I have been here for almost exactly a week, so n=whatever here, but one of the most interesting differences I’ve noticed coming from the US to Russia is an almost complete lack of a visible diet and fitness culture. I’m sure there are teenage models starving themselves somewhere. And you can find health clubs and yoga studios on just about every block, but I have yet to see anyone walking around the city in gym clothes, much less jogging (an activity that is probably only feasible a few months a year anyway). There is no health food section in the grocery store, and I have yet to see a Power Bar. Heck, you are lucky if you get nutrition facts on food labels.
And as someone who finds American diet culture exhausting, demoralizing, exploitative, and most likely counter-productive, this is pretty refreshing. I came here from Dallas, where every other billboard is advertising a weight loss clinic or bariatric surgery and the phenomenal barbecue and Tex-Mex comes with a heaping side of “you are horrible and disgusting.” Here, people–fat and skinny people–order desert whenever they want without so much as an “oh, I skipped lunch” attempt at justification. It probably says a lot about where I am coming from that I was surprised–shocked even–to see one of my lunch companions order ice cream after the meal and then have an afternoon coffee buddy do the exact same thing that same day. People just seem to eat whatever sounds good, and food and body shame don’t permeate the very atmosphere quite like they do in the US.
I went hunting, and a 2005 article in Pravda suggests that this actually a thing. As in most of the world, obesity rates (and obesity alarmism) are on the rise in Russia, though it is behind most Western countries and (interestingly) appears to be more prevalent in rural areas than in cities where fast food is widely available. This article attributes the rising obesity rates to the adoption of the more modern, sedentary lifestyle. Though, the author notes:
Russians have not adopted another aspect, though – a critical attitude towards themselves. June Stevens and his colleagues from University of North Carolina found out that Russian teenagers suffer from obesity as much as American kids do. Unlike Americans, Russian people do not acknowledge that they are fat.
The article obliquely suggests that this is a problem, and I’ve found others that argue that this push toward modernization must include more education about nutrition and changes to traditional Russian diets that tend to be high in sugar and animal fat. But as someone who comes straight from the heart of Diet and Fitness Nation, who grew up less than a mile from Cooper Clinic and has been indoctrinated since birth into Health Culture, who knows how to count calories and carbs and does vigorous exercise 4-5 times a week and is still technically “overweight,” I think the Russians calling for this sort of thing had better be careful what they wish for. Because educating people about the benefits of eating well and moving around is fine. And I have to say that the availability of fresh produce and amenability of this city to outdoor activity during warm weather is phenomenal and probably unmatched by anything I’ve seen in any large American city. I mean it, there is a fruit and veg stand on like every corner. There are even dudes selling it in the metro (though I probably wouldn’t buy from them). More of that, please.

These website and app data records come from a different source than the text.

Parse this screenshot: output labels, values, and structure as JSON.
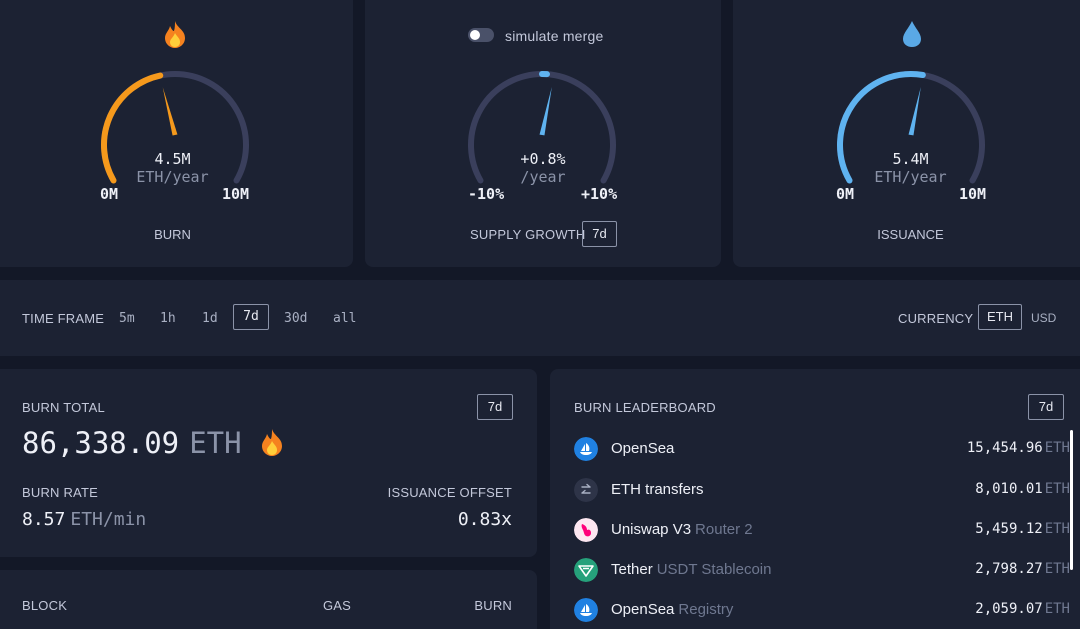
{
  "gauges": {
    "burn": {
      "value": "4.5M",
      "unit": "ETH/year",
      "min": "0M",
      "max": "10M",
      "title": "BURN",
      "fill_fraction": 0.45,
      "color": "#f5991c",
      "icon": "fire-icon"
    },
    "supply": {
      "toggle_label": "simulate merge",
      "value": "+0.8%",
      "unit": "/year",
      "min": "-10%",
      "max": "+10%",
      "title": "SUPPLY GROWTH",
      "timeframe": "7d",
      "fill_fraction": 0.54,
      "color": "#5fb3f0"
    },
    "issuance": {
      "value": "5.4M",
      "unit": "ETH/year",
      "min": "0M",
      "max": "10M",
      "title": "ISSUANCE",
      "fill_fraction": 0.54,
      "color": "#5fb3f0",
      "icon": "droplet-icon"
    }
  },
  "timeframe_bar": {
    "label": "TIME FRAME",
    "options": [
      "5m",
      "1h",
      "1d",
      "7d",
      "30d",
      "all"
    ],
    "selected": "7d",
    "currency_label": "CURRENCY",
    "currencies": [
      "ETH",
      "USD"
    ],
    "selected_currency": "ETH"
  },
  "burn_total": {
    "title": "BURN TOTAL",
    "timeframe": "7d",
    "value": "86,338.09",
    "unit": "ETH",
    "rate_label": "BURN RATE",
    "rate_value": "8.57",
    "rate_unit": "ETH/min",
    "offset_label": "ISSUANCE OFFSET",
    "offset_value": "0.83x"
  },
  "blocks": {
    "col_block": "BLOCK",
    "col_gas": "GAS",
    "col_burn": "BURN"
  },
  "leaderboard": {
    "title": "BURN LEADERBOARD",
    "timeframe": "7d",
    "rows": [
      {
        "name": "OpenSea",
        "sub": "",
        "value": "15,454.96",
        "unit": "ETH",
        "icon": "opensea-icon",
        "color": "#2081e2"
      },
      {
        "name": "ETH transfers",
        "sub": "",
        "value": "8,010.01",
        "unit": "ETH",
        "icon": "transfer-arrows-icon",
        "color": "#2e3448"
      },
      {
        "name": "Uniswap V3",
        "sub": "Router 2",
        "value": "5,459.12",
        "unit": "ETH",
        "icon": "uniswap-icon",
        "color": "#fde7f1"
      },
      {
        "name": "Tether",
        "sub": "USDT Stablecoin",
        "value": "2,798.27",
        "unit": "ETH",
        "icon": "tether-icon",
        "color": "#26a17b"
      },
      {
        "name": "OpenSea",
        "sub": "Registry",
        "value": "2,059.07",
        "unit": "ETH",
        "icon": "opensea-icon",
        "color": "#2081e2"
      }
    ]
  }
}
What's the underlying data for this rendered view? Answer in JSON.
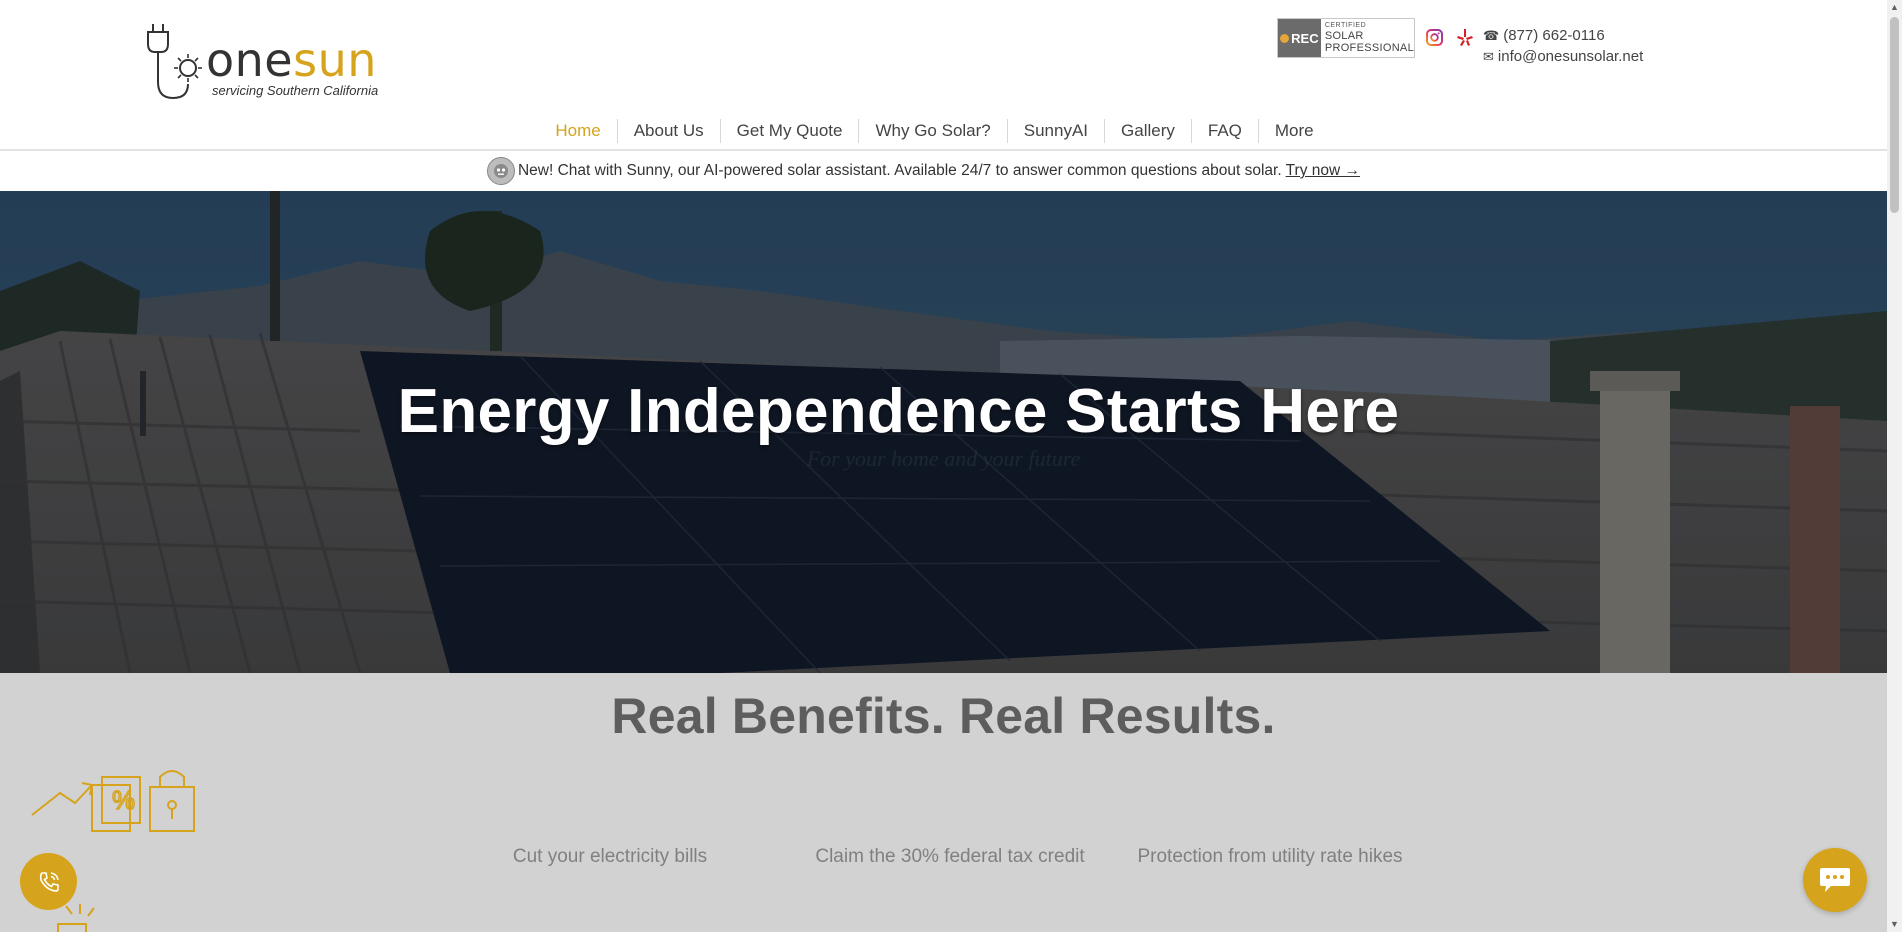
{
  "brand": {
    "word_one": "one",
    "word_sun": "sun",
    "tagline": "servicing Southern California",
    "accent_color": "#d6a31c"
  },
  "certification": {
    "rec": "REC",
    "line1": "CERTIFIED",
    "line2": "SOLAR",
    "line3": "PROFESSIONAL"
  },
  "social": [
    {
      "name": "instagram-icon"
    },
    {
      "name": "yelp-icon"
    }
  ],
  "contact": {
    "phone": "(877) 662-0116",
    "email": "info@onesunsolar.net"
  },
  "nav": {
    "items": [
      {
        "label": "Home",
        "active": true
      },
      {
        "label": "About Us"
      },
      {
        "label": "Get My Quote"
      },
      {
        "label": "Why Go Solar?"
      },
      {
        "label": "SunnyAI"
      },
      {
        "label": "Gallery"
      },
      {
        "label": "FAQ"
      },
      {
        "label": "More"
      }
    ]
  },
  "announcement": {
    "text": "New! Chat with Sunny, our AI-powered solar assistant. Available 24/7 to answer common questions about solar.",
    "link": "Try now →"
  },
  "hero": {
    "title": "Energy Independence Starts Here",
    "subtitle": "For your home and your future"
  },
  "benefits": {
    "title": "Real Benefits. Real Results.",
    "items": [
      "Cut your electricity bills",
      "Claim the 30% federal tax credit",
      "Protection from utility rate hikes"
    ]
  }
}
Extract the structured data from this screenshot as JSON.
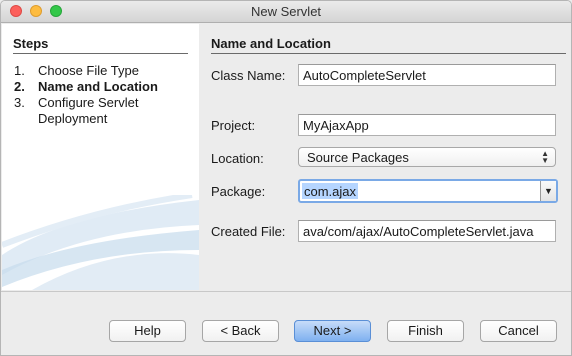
{
  "window": {
    "title": "New Servlet"
  },
  "steps": {
    "heading": "Steps",
    "items": [
      {
        "num": "1.",
        "label": "Choose File Type"
      },
      {
        "num": "2.",
        "label": "Name and Location"
      },
      {
        "num": "3.",
        "label": "Configure Servlet Deployment"
      }
    ],
    "active_index": 1
  },
  "form": {
    "heading": "Name and Location",
    "class_name_label": "Class Name:",
    "class_name_value": "AutoCompleteServlet",
    "project_label": "Project:",
    "project_value": "MyAjaxApp",
    "location_label": "Location:",
    "location_value": "Source Packages",
    "package_label": "Package:",
    "package_value": "com.ajax",
    "created_file_label": "Created File:",
    "created_file_value": "ava/com/ajax/AutoCompleteServlet.java"
  },
  "buttons": {
    "help": "Help",
    "back": "< Back",
    "next": "Next >",
    "finish": "Finish",
    "cancel": "Cancel"
  },
  "colors": {
    "accent": "#7aa9e6",
    "selection": "#b5d5ff"
  }
}
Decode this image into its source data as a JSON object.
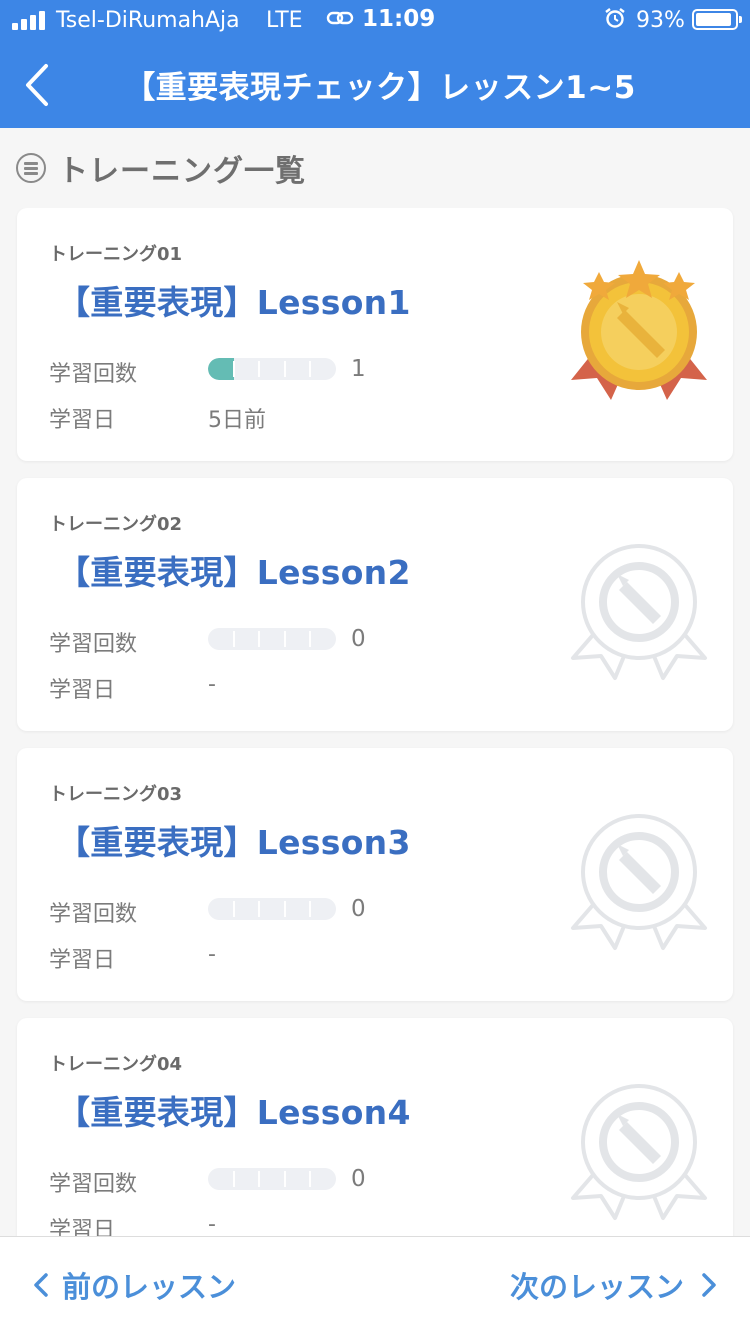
{
  "status_bar": {
    "carrier": "Tsel-DiRumahAja",
    "network": "LTE",
    "time": "11:09",
    "battery": "93%",
    "battery_level": 0.93
  },
  "header": {
    "title": "【重要表現チェック】レッスン1~5",
    "back_icon": "chevron-left-icon"
  },
  "section": {
    "icon": "list-icon",
    "title": "トレーニング一覧"
  },
  "colors": {
    "header_bg": "#3d86e6",
    "title_blue": "#3a6ec1",
    "progress_fill": "#64bcb4",
    "medal_gold": "#f3c23a"
  },
  "cards": [
    {
      "label": "トレーニング01",
      "title": "【重要表現】Lesson1",
      "count_label": "学習回数",
      "count": "1",
      "progress_segments_filled": 1,
      "progress_segments_total": 5,
      "date_label": "学習日",
      "date": "5日前",
      "medal": "gold-medal-icon"
    },
    {
      "label": "トレーニング02",
      "title": "【重要表現】Lesson2",
      "count_label": "学習回数",
      "count": "0",
      "progress_segments_filled": 0,
      "progress_segments_total": 5,
      "date_label": "学習日",
      "date": "-",
      "medal": "locked-medal-icon"
    },
    {
      "label": "トレーニング03",
      "title": "【重要表現】Lesson3",
      "count_label": "学習回数",
      "count": "0",
      "progress_segments_filled": 0,
      "progress_segments_total": 5,
      "date_label": "学習日",
      "date": "-",
      "medal": "locked-medal-icon"
    },
    {
      "label": "トレーニング04",
      "title": "【重要表現】Lesson4",
      "count_label": "学習回数",
      "count": "0",
      "progress_segments_filled": 0,
      "progress_segments_total": 5,
      "date_label": "学習日",
      "date": "-",
      "medal": "locked-medal-icon"
    }
  ],
  "footer": {
    "prev_label": "前のレッスン",
    "next_label": "次のレッスン"
  }
}
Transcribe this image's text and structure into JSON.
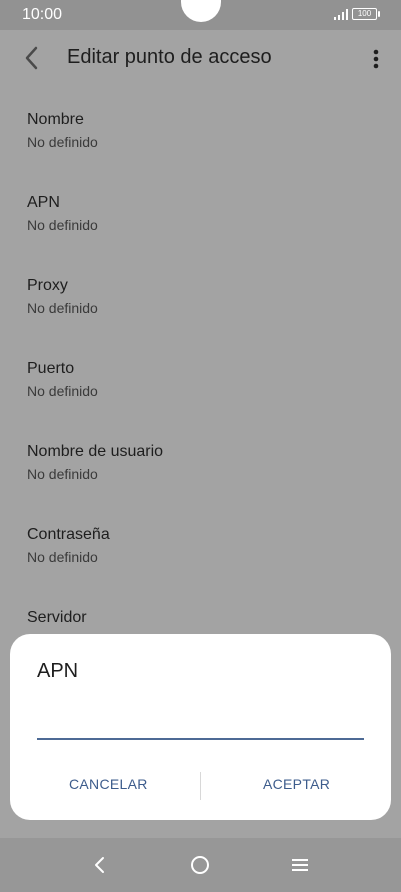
{
  "status_bar": {
    "time": "10:00",
    "battery": "100"
  },
  "header": {
    "title": "Editar punto de acceso"
  },
  "settings": [
    {
      "label": "Nombre",
      "value": "No definido"
    },
    {
      "label": "APN",
      "value": "No definido"
    },
    {
      "label": "Proxy",
      "value": "No definido"
    },
    {
      "label": "Puerto",
      "value": "No definido"
    },
    {
      "label": "Nombre de usuario",
      "value": "No definido"
    },
    {
      "label": "Contraseña",
      "value": "No definido"
    },
    {
      "label": "Servidor",
      "value": ""
    }
  ],
  "dialog": {
    "title": "APN",
    "input_value": "",
    "cancel_label": "CANCELAR",
    "accept_label": "ACEPTAR"
  },
  "icons": {
    "back": "back-arrow-icon",
    "more": "more-vertical-icon",
    "nav_back": "nav-back-icon",
    "nav_home": "nav-home-icon",
    "nav_recent": "nav-recent-icon"
  },
  "colors": {
    "accent": "#3d5c8c",
    "input_underline": "#4d6a95",
    "scrim_background": "#a3a3a3"
  }
}
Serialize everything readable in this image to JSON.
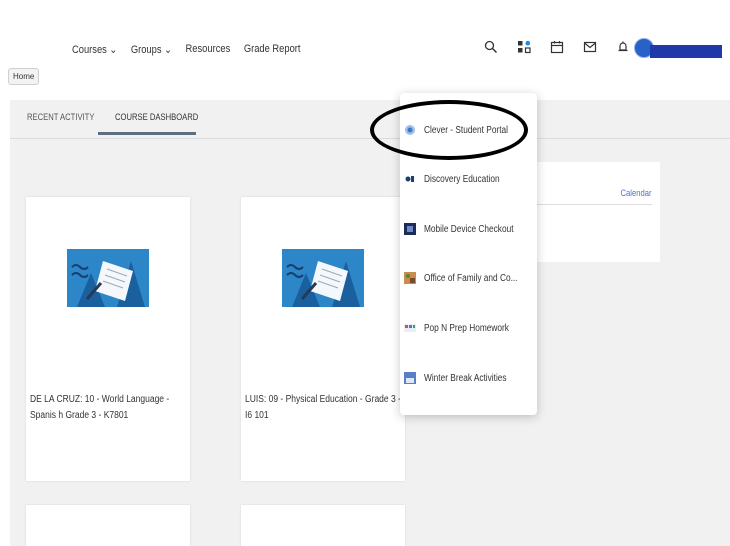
{
  "header": {
    "nav": [
      "Courses ⌄",
      "Groups ⌄",
      "Resources",
      "Grade Report"
    ],
    "home_tooltip": "Home",
    "icons": [
      "search-icon",
      "apps-icon",
      "calendar-icon",
      "mail-icon",
      "bell-icon"
    ]
  },
  "tabs": [
    {
      "label": "RECENT ACTIVITY",
      "active": false
    },
    {
      "label": "COURSE DASHBOARD",
      "active": true
    }
  ],
  "courses": [
    {
      "title": "DE LA CRUZ: 10 - World Language - Spanis h Grade 3 - K7801"
    },
    {
      "title": "LUIS: 09 - Physical Education - Grade 3 - I6 101"
    }
  ],
  "calendar": {
    "label": "Calendar"
  },
  "apps_menu": [
    {
      "label": "Clever - Student Portal",
      "icon": "clever-icon"
    },
    {
      "label": "Discovery Education",
      "icon": "discovery-icon"
    },
    {
      "label": "Mobile Device Checkout",
      "icon": "device-icon"
    },
    {
      "label": "Office of Family and Co...",
      "icon": "family-icon"
    },
    {
      "label": "Pop N Prep Homework",
      "icon": "popnprep-icon"
    },
    {
      "label": "Winter Break Activities",
      "icon": "winter-icon"
    }
  ],
  "colors": {
    "accent": "#2d86c8",
    "user_bar": "#1f3aa8",
    "link": "#4a74c9"
  }
}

But if, as it does in the US, “awareness” about healthy living has to come with a helping of shame-based “motivation,” I think Russia could do without. For me and most other Americans, waking up every morning feeling like shit about ourselves hasn’t made us any thinner. Today, while I was eating lunch, I saw a group of very well-dressed, put together middle aged women order a three-course meal with vodka shots. And I’d like to be them when I’m 60 rather than still feeling like a monster for eating so much bread.